Website and app data records:
****

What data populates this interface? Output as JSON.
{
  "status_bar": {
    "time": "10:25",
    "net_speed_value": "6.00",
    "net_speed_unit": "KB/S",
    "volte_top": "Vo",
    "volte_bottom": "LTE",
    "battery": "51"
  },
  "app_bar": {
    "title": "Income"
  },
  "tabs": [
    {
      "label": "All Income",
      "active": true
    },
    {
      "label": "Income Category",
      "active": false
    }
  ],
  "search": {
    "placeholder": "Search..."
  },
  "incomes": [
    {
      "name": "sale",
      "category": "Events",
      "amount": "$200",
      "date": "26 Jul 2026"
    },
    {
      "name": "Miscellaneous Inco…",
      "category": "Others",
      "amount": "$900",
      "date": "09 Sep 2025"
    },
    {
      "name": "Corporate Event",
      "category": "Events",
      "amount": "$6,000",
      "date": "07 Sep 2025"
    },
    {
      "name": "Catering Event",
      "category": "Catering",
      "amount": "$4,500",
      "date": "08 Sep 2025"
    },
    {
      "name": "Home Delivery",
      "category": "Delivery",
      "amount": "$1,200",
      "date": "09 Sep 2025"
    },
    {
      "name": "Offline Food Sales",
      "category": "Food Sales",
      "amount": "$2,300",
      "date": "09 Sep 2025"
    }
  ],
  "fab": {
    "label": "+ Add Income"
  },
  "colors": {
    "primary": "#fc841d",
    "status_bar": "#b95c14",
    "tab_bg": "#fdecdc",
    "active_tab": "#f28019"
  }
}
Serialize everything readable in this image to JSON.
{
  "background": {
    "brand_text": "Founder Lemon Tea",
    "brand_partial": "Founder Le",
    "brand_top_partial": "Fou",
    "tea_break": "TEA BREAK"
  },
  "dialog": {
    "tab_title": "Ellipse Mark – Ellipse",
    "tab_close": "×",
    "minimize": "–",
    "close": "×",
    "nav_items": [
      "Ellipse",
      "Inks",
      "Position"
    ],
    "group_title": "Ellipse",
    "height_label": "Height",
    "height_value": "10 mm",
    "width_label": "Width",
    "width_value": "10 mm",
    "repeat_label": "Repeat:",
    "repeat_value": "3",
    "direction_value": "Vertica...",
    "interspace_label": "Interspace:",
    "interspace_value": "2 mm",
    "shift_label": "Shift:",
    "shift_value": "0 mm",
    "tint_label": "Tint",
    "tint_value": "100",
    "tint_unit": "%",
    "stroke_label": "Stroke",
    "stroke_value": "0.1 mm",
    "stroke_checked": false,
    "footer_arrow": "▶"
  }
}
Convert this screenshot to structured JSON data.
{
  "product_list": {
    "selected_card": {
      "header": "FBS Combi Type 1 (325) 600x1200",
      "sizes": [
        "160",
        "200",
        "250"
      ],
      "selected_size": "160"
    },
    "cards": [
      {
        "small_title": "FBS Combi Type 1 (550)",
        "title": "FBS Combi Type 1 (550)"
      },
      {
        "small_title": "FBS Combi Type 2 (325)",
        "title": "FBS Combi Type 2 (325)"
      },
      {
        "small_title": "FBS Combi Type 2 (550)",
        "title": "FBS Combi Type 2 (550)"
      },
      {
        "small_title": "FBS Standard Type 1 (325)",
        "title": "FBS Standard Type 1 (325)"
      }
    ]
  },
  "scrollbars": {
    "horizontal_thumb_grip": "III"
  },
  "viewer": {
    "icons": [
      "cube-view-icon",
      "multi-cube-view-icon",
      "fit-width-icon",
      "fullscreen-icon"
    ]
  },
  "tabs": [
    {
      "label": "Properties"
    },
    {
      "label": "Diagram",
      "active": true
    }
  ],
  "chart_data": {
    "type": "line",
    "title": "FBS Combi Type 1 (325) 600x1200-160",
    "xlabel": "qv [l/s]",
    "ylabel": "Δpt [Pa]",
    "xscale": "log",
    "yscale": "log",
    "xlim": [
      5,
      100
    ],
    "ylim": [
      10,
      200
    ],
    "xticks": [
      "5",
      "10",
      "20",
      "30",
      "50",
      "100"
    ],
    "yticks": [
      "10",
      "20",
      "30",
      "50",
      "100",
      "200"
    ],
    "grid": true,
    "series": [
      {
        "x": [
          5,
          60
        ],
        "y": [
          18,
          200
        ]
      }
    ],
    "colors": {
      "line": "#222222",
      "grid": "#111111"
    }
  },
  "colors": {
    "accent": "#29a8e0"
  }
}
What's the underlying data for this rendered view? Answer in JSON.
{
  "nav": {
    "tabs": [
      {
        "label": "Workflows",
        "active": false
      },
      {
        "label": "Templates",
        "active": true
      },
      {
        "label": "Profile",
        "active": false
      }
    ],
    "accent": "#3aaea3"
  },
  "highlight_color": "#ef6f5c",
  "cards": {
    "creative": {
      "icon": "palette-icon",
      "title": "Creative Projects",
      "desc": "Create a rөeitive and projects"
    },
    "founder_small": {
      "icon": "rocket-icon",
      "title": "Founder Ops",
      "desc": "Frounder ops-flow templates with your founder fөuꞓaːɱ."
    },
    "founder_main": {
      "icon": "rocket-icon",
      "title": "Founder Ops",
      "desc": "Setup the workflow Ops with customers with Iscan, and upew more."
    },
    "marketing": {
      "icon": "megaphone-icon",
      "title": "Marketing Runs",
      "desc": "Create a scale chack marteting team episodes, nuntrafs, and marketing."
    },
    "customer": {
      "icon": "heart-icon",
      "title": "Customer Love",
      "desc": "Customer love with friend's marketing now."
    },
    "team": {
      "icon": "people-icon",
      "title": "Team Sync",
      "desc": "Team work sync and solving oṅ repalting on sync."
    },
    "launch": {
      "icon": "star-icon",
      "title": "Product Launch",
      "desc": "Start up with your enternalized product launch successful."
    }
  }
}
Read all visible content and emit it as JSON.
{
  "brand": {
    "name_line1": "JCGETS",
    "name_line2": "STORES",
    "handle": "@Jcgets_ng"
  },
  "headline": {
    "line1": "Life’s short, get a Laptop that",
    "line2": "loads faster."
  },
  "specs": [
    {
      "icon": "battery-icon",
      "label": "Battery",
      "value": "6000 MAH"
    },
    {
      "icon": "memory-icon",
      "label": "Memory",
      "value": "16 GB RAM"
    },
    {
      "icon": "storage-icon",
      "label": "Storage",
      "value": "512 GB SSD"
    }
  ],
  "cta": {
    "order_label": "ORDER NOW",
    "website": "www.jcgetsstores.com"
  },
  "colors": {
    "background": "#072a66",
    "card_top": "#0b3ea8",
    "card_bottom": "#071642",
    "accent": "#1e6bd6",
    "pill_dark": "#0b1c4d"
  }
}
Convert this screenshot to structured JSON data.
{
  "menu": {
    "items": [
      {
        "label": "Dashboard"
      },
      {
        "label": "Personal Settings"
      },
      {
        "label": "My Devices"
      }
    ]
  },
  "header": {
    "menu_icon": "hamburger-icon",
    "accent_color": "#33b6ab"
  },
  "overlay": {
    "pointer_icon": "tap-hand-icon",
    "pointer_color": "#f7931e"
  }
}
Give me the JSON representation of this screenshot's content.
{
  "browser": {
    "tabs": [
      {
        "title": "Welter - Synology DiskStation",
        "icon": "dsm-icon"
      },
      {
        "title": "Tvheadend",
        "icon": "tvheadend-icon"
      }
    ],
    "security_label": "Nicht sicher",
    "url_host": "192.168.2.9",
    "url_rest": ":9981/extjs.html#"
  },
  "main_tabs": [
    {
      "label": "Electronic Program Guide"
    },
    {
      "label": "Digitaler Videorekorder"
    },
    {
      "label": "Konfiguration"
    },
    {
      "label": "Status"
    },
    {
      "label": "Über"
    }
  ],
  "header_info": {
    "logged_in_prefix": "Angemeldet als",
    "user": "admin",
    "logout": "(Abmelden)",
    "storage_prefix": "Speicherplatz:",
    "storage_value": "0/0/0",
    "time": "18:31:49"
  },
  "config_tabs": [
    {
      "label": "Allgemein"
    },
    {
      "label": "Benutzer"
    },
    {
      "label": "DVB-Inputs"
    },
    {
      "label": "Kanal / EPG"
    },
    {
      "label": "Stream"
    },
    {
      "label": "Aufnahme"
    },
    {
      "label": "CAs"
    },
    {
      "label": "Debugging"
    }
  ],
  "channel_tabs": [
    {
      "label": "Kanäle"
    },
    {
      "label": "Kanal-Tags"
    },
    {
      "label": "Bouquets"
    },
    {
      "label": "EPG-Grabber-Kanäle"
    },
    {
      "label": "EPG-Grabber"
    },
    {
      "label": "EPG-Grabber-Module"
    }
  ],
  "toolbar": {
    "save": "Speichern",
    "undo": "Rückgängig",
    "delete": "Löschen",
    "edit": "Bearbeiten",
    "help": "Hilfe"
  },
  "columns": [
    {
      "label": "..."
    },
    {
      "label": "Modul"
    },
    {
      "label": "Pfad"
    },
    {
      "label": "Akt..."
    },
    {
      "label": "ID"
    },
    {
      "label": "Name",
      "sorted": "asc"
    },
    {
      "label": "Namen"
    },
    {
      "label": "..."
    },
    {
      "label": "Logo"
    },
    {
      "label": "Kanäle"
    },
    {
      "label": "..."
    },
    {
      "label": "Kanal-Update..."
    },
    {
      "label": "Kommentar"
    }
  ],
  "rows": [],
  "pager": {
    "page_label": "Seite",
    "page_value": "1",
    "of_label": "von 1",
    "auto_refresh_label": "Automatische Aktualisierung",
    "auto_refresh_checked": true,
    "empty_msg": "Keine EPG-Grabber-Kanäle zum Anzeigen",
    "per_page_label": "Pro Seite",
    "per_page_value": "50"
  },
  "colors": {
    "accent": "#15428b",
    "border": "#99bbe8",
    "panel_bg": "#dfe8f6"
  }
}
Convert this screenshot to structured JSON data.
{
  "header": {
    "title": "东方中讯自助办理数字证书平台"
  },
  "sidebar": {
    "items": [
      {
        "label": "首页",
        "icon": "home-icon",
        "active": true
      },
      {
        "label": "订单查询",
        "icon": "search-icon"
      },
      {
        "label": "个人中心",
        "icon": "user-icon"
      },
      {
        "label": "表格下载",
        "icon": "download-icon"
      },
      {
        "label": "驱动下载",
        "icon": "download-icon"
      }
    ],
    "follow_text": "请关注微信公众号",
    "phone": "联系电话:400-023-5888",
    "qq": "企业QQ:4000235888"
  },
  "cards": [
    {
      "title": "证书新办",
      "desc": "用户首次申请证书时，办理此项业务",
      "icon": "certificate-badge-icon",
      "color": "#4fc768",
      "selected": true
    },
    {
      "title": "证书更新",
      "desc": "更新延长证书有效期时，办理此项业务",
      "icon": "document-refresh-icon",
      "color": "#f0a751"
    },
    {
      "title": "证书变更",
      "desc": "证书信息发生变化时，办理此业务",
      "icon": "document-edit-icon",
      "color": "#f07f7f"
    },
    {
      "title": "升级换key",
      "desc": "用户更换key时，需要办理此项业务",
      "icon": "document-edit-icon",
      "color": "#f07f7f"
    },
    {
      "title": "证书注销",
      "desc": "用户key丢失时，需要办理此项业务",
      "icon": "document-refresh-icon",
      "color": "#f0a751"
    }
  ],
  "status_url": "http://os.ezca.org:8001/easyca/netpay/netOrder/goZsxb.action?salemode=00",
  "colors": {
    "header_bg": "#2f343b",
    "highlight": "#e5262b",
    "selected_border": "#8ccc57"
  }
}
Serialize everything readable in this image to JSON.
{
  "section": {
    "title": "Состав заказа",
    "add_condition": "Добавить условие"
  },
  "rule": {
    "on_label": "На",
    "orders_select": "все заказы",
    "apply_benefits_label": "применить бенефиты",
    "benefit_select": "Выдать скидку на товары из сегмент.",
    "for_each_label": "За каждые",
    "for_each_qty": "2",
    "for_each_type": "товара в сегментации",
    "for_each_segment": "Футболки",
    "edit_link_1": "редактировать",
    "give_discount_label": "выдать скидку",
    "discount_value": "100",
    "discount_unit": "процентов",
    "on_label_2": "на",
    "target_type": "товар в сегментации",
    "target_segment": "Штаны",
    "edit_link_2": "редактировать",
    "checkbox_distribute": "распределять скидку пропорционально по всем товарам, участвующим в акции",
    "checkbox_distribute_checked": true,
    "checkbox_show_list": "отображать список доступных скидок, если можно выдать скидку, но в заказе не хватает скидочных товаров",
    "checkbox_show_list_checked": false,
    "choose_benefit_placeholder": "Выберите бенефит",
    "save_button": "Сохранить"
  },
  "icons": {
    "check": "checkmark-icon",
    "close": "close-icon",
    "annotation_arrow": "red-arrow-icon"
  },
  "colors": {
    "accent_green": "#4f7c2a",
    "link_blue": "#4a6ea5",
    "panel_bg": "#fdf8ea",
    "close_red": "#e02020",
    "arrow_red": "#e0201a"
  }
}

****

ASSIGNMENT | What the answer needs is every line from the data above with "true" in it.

RESULT BELOW |
      "active": true
      "active": true
    "grid": true,
        "active": true
    "auto_refresh_checked": true,
        "active": true
      "selected": true
    "checkbox_distribute_checked": true,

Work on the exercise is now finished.